#### Records provided
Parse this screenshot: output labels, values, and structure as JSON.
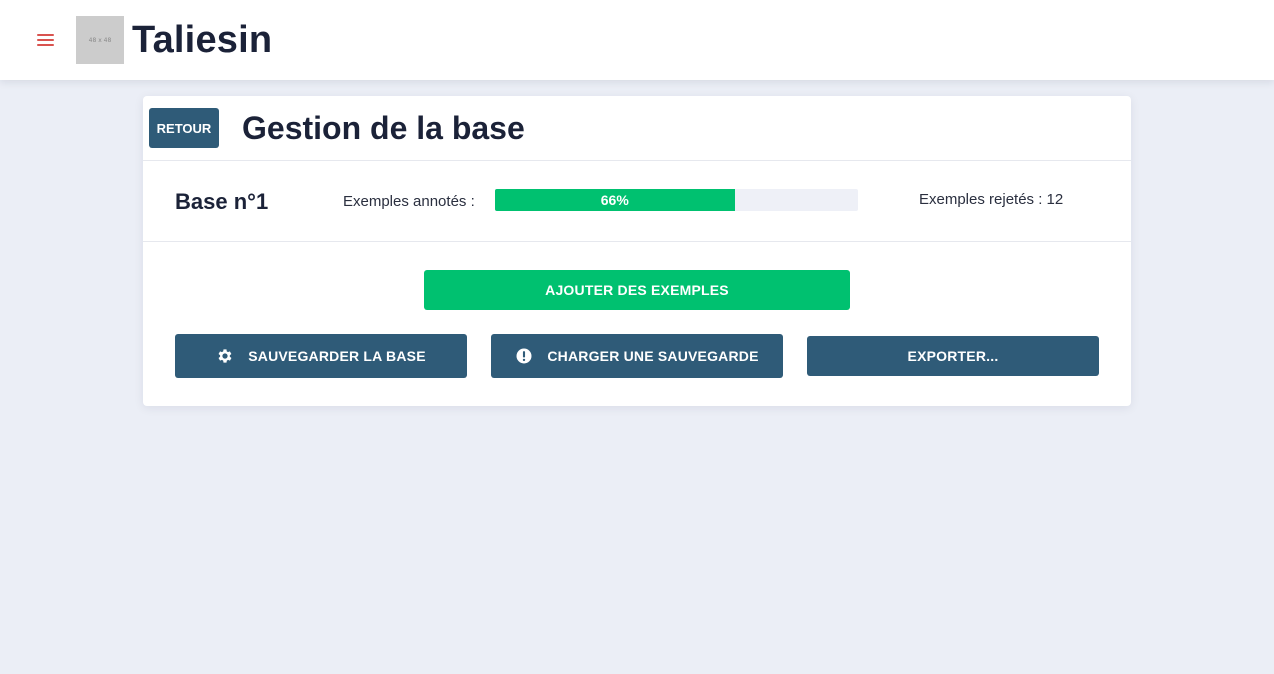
{
  "header": {
    "menu_icon": "hamburger-menu-icon",
    "logo_text": "48 x 48",
    "app_title": "Taliesin",
    "accent_color": "#d9534f"
  },
  "card": {
    "back_label": "RETOUR",
    "title": "Gestion de la base"
  },
  "stats": {
    "base_name": "Base n°1",
    "annotated_label": "Exemples annotés :",
    "annotated_progress": 0.66,
    "annotated_percent_text": "66%",
    "rejected_text": "Exemples rejetés : 12"
  },
  "actions": {
    "add_label": "AJOUTER DES EXEMPLES",
    "save_label": "SAUVEGARDER LA BASE",
    "save_icon": "gear-icon",
    "load_label": "CHARGER UNE SAUVEGARDE",
    "load_icon": "exclamation-circle-icon",
    "export_label": "EXPORTER..."
  },
  "colors": {
    "primary": "#2f5b78",
    "success": "#00c170",
    "background": "#ebeef6",
    "text": "#1b2238"
  }
}
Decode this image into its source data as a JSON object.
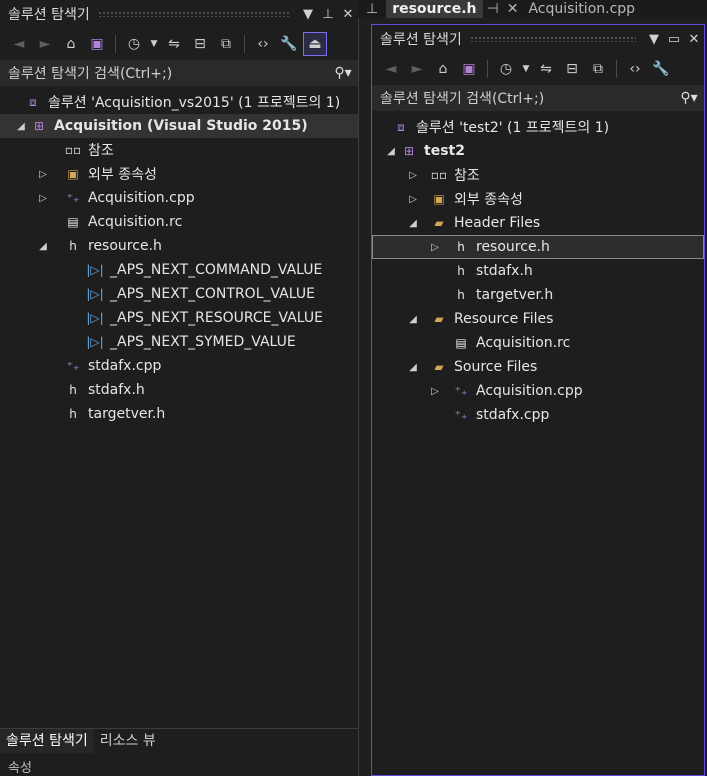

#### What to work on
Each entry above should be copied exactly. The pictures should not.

#### Exercise answer
Parse this screenshot: output labels, values, and structure as JSON.
{
  "header": {
    "menu_icon": "hamburger-menu-icon",
    "logo_text": "48 x 48",
    "app_title": "Taliesin",
    "accent_color": "#d9534f"
  },
  "card": {
    "back_label": "RETOUR",
    "title": "Gestion de la base"
  },
  "stats": {
    "base_name": "Base n°1",
    "annotated_label": "Exemples annotés :",
    "annotated_progress": 0.66,
    "annotated_percent_text": "66%",
    "rejected_text": "Exemples rejetés : 12"
  },
  "actions": {
    "add_label": "AJOUTER DES EXEMPLES",
    "save_label": "SAUVEGARDER LA BASE",
    "save_icon": "gear-icon",
    "load_label": "CHARGER UNE SAUVEGARDE",
    "load_icon": "exclamation-circle-icon",
    "export_label": "EXPORTER..."
  },
  "colors": {
    "primary": "#2f5b78",
    "success": "#00c170",
    "background": "#ebeef6",
    "text": "#1b2238"
  }
}
Decode this image into its source data as a JSON object.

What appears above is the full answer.